> [SUPPLIED RECORDS]:
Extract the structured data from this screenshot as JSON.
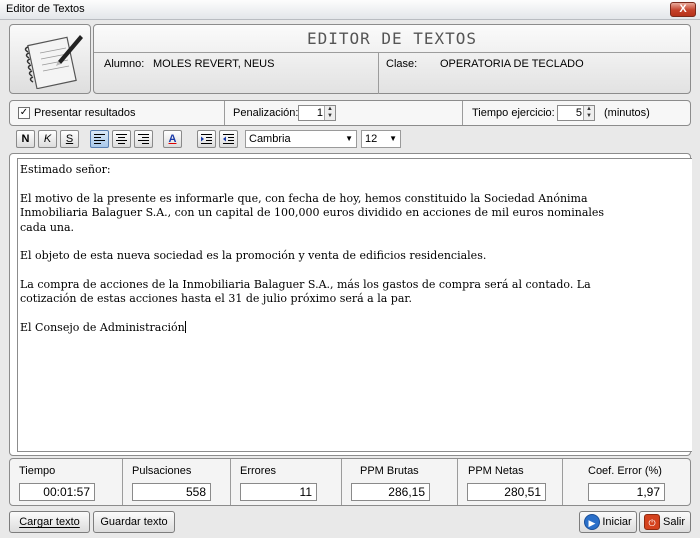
{
  "window": {
    "title": "Editor de Textos",
    "close_label": "X"
  },
  "header": {
    "title": "EDITOR DE TEXTOS",
    "alumno_label": "Alumno:",
    "alumno_value": "MOLES REVERT, NEUS",
    "clase_label": "Clase:",
    "clase_value": "OPERATORIA DE TECLADO"
  },
  "options": {
    "presentar_label": "Presentar resultados",
    "presentar_checked": "✓",
    "penalizacion_label": "Penalización:",
    "penalizacion_value": "1",
    "tiempo_label": "Tiempo ejercicio:",
    "tiempo_value": "5",
    "tiempo_unit": "(minutos)"
  },
  "toolbar": {
    "bold_label": "N",
    "italic_label": "K",
    "underline_label": "S",
    "font_color_label": "A",
    "font_name": "Cambria",
    "font_size": "12"
  },
  "editor": {
    "paragraphs": [
      "Estimado señor:",
      "El motivo de la presente es informarle que, con fecha de hoy, hemos constituido la Sociedad Anónima\nInmobiliaria Balaguer S.A., con un capital de 100,000 euros dividido en acciones de mil euros nominales\ncada una.",
      "El objeto de esta nueva sociedad es la promoción y venta de edificios residenciales.",
      "La compra de acciones de la Inmobiliaria Balaguer S.A., más los gastos de compra será al contado. La\ncotización de estas acciones hasta el 31 de julio próximo será a la par.",
      "El Consejo de Administración"
    ]
  },
  "stats": {
    "tiempo_label": "Tiempo",
    "tiempo_value": "00:01:57",
    "pulsaciones_label": "Pulsaciones",
    "pulsaciones_value": "558",
    "errores_label": "Errores",
    "errores_value": "11",
    "ppm_brutas_label": "PPM Brutas",
    "ppm_brutas_value": "286,15",
    "ppm_netas_label": "PPM Netas",
    "ppm_netas_value": "280,51",
    "coef_label": "Coef. Error (%)",
    "coef_value": "1,97"
  },
  "buttons": {
    "cargar": "Cargar texto",
    "guardar": "Guardar texto",
    "iniciar": "Iniciar",
    "salir": "Salir"
  },
  "colors": {
    "accent_blue": "#2a6fc9",
    "exit_red": "#d4421e",
    "close_red": "#c4412a"
  }
}
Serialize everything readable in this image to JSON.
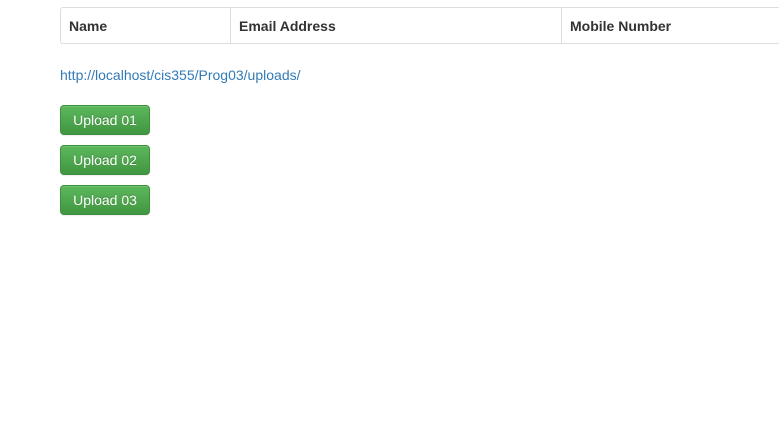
{
  "table": {
    "headers": [
      "Name",
      "Email Address",
      "Mobile Number"
    ]
  },
  "link": {
    "text": "http://localhost/cis355/Prog03/uploads/"
  },
  "buttons": [
    {
      "label": "Upload 01"
    },
    {
      "label": "Upload 02"
    },
    {
      "label": "Upload 03"
    }
  ],
  "colors": {
    "button_green": "#5cb85c",
    "link_blue": "#337ab7",
    "border_gray": "#dddddd"
  }
}
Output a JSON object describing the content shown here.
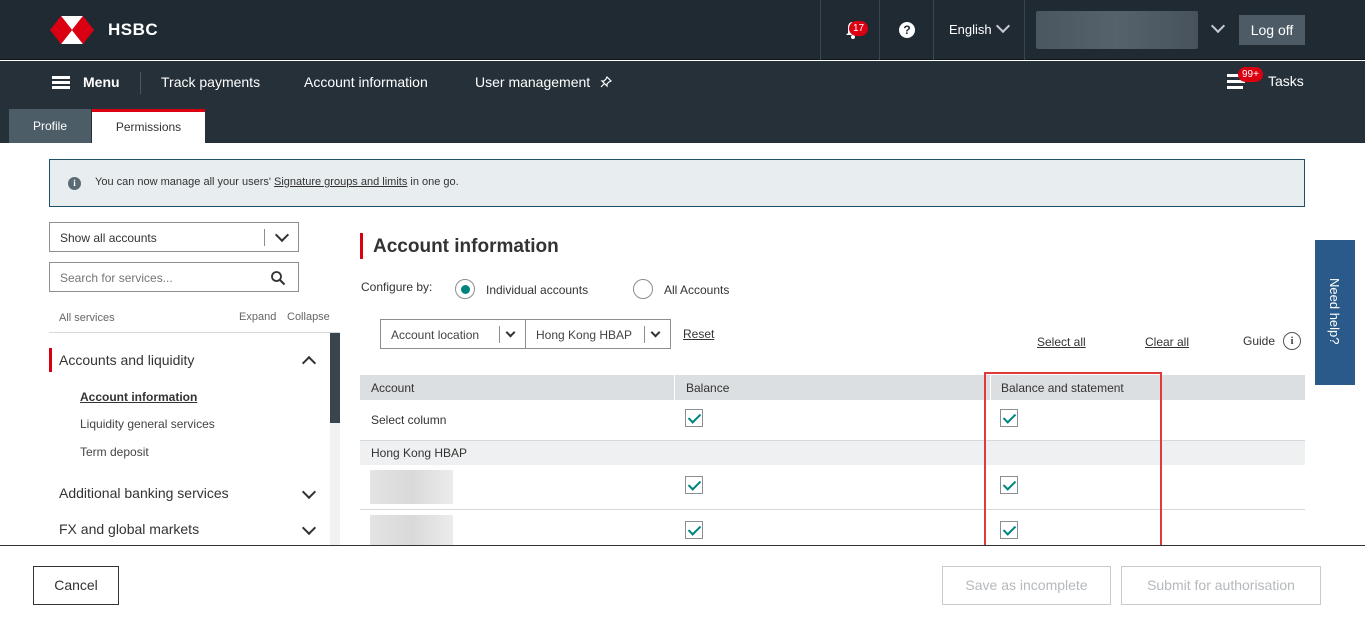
{
  "header": {
    "logo_text": "HSBC",
    "notification_count": "17",
    "language": "English",
    "logoff_label": "Log off"
  },
  "nav": {
    "menu_label": "Menu",
    "items": [
      "Track payments",
      "Account information",
      "User management"
    ],
    "tasks_label": "Tasks",
    "tasks_count": "99+"
  },
  "tabs": [
    {
      "label": "Profile",
      "active": false
    },
    {
      "label": "Permissions",
      "active": true
    }
  ],
  "notice": {
    "text_before": "You can now manage all your users'",
    "link": "Signature groups and limits",
    "text_after": "in one go."
  },
  "sidebar": {
    "filter_value": "Show all accounts",
    "search_placeholder": "Search for services...",
    "all_services": "All services",
    "expand": "Expand",
    "collapse": "Collapse",
    "groups": [
      {
        "label": "Accounts and liquidity",
        "expanded": true,
        "items": [
          "Account information",
          "Liquidity general services",
          "Term deposit"
        ]
      },
      {
        "label": "Additional banking services",
        "expanded": false
      },
      {
        "label": "FX and global markets",
        "expanded": false
      }
    ]
  },
  "main": {
    "title": "Account information",
    "configure_by": "Configure by:",
    "radio_individual": "Individual accounts",
    "radio_all": "All Accounts",
    "location_label": "Account location",
    "location_value": "Hong Kong HBAP",
    "reset": "Reset",
    "select_all": "Select all",
    "clear_all": "Clear all",
    "guide": "Guide"
  },
  "table": {
    "headers": [
      "Account",
      "Balance",
      "Balance and statement"
    ],
    "select_column": "Select column",
    "group_label": "Hong Kong HBAP"
  },
  "need_help": "Need help?",
  "footer": {
    "cancel": "Cancel",
    "save": "Save as incomplete",
    "submit": "Submit for authorisation"
  },
  "colors": {
    "brand_red": "#db0011",
    "accent_teal": "#00847f",
    "topbar": "#1f2a33"
  }
}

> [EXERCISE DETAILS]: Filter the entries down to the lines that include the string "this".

> [COMPLETED TASK]:
Extract the structured data from this screenshot as JSON.
Serialize everything readable in this image to JSON.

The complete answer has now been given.